The only time I don’t like these shoes is when I run on concrete. The almost complete lack of padding means I can feel the shock through my whole body. Most likely, I need to tune my form further for lighter landings. As an aside, there’s a useful exercise you can do to see how much you’re bouncing around: rather than looking at the ground about 8-10 ft in front of you, look at a tree or building ahead of you and see how much it bounces up and down in relation to the horizon. If you’re running light and easy, it shouldn’t bounce very much at all.
So I went shopping for light, neutral shoes with a little more padding, for concrete and races on asphalt. Neutral shoes have a very low (or no) profile, no rise from toe to heel — your foot is level in a neutral shoe, just as it is on the ground. Neutral shoes aren’t necessarily minimal, but minimal shoes are often neutral or low-profile. I ended with a pair of Newton Distance Racers, which have the extra geek bonus of having Sir Isaac on the insole:
I was very excited to have a shoe that was neutral, light and still provided some padding for running on concrete. On some test runs, I felt like I was running softer on concrete, there was less pounding, but the horizon test proved that I was actually bouncing more. After a couple of test runs, however, I felt like I was losing my form again. Neutral they may be, but perhaps my Newtons are too cushy? I’m still trying to figure that one out, I’ll try them a few more times on concrete, but I was disappointed that they were not a panacea. And it was always possible that my form just wasn’t good enough yet, that I hadn’t completely reverted to running how we were meant to run before running shoes were invented. So I dug out my Vibram FiveFingers, which I’d bought a few months ago but never used for more than walking:
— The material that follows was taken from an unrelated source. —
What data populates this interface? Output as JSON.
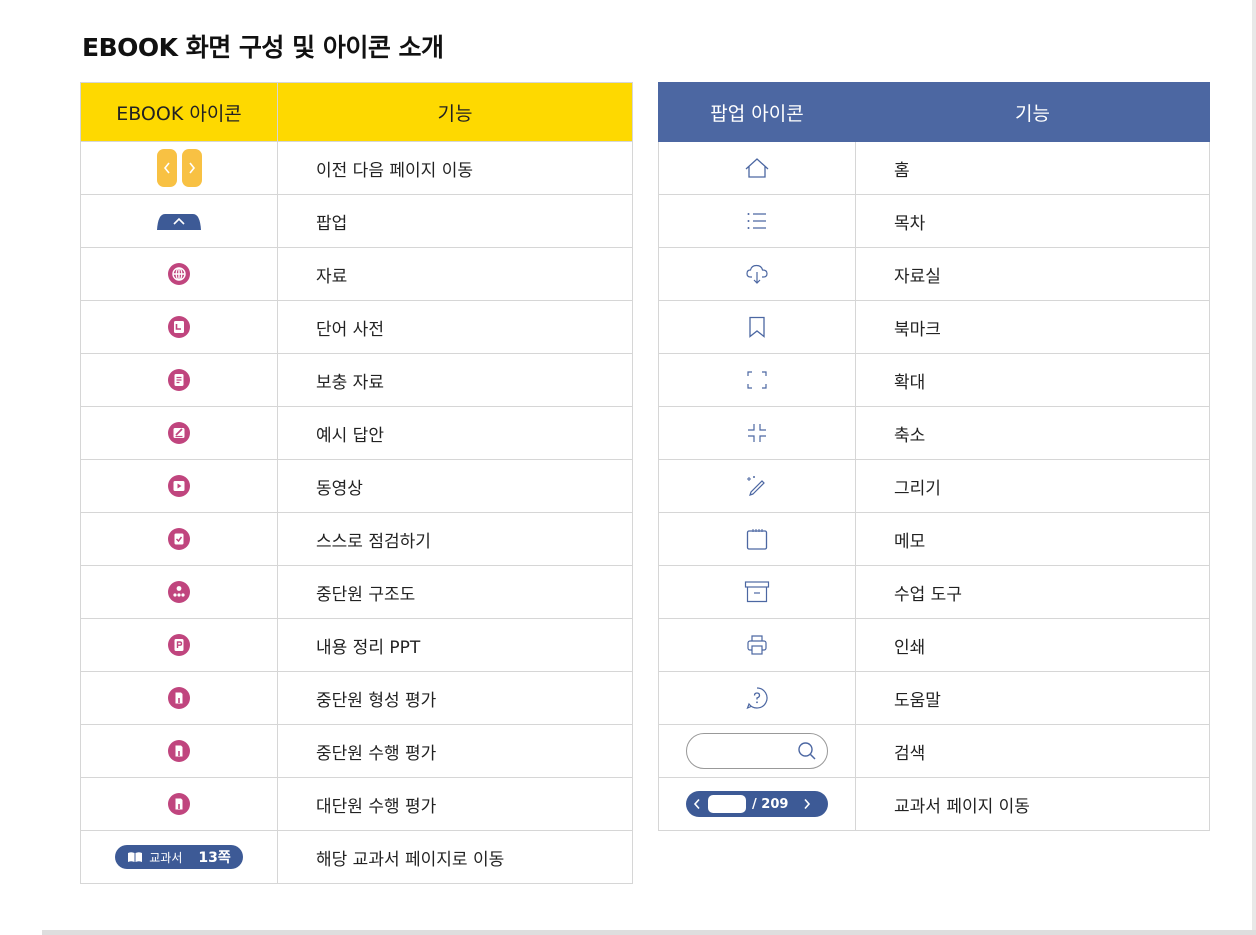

Vibram recommends getting used to the FiveFingers slowly, but I took them for a 3-mile run. It was wonderful to feel the gravel and dirt paths under my feet, like a foot massage. My calves were a little sore, because the FiveFingers are completely neutral, no heel at all, but I’m sure I’ll get used to them. I wish you could buy a pair of FiveFingers in two different sizes, the right one is a little too snug across the top of my foot. I now have my eye on the Bikila LS, which has “a closed speed lace system to accommodate a wider foot or higher instep”:
My favorites are still the MT101’s, but I’m going to give the Newtons another chance and if I get some Bikila LS’es I’ll update this post with my findings.
Happy Running, and remember .. don’t spoil your feet, they’ll hate you for it.
This shoe has a Vibram sole, but no rock plate. The shoe is super light and comfortable, and gives you almost the same feel of the ground as the FiveFingers, but occasionally you really notice the absence of the rock plate, ouch.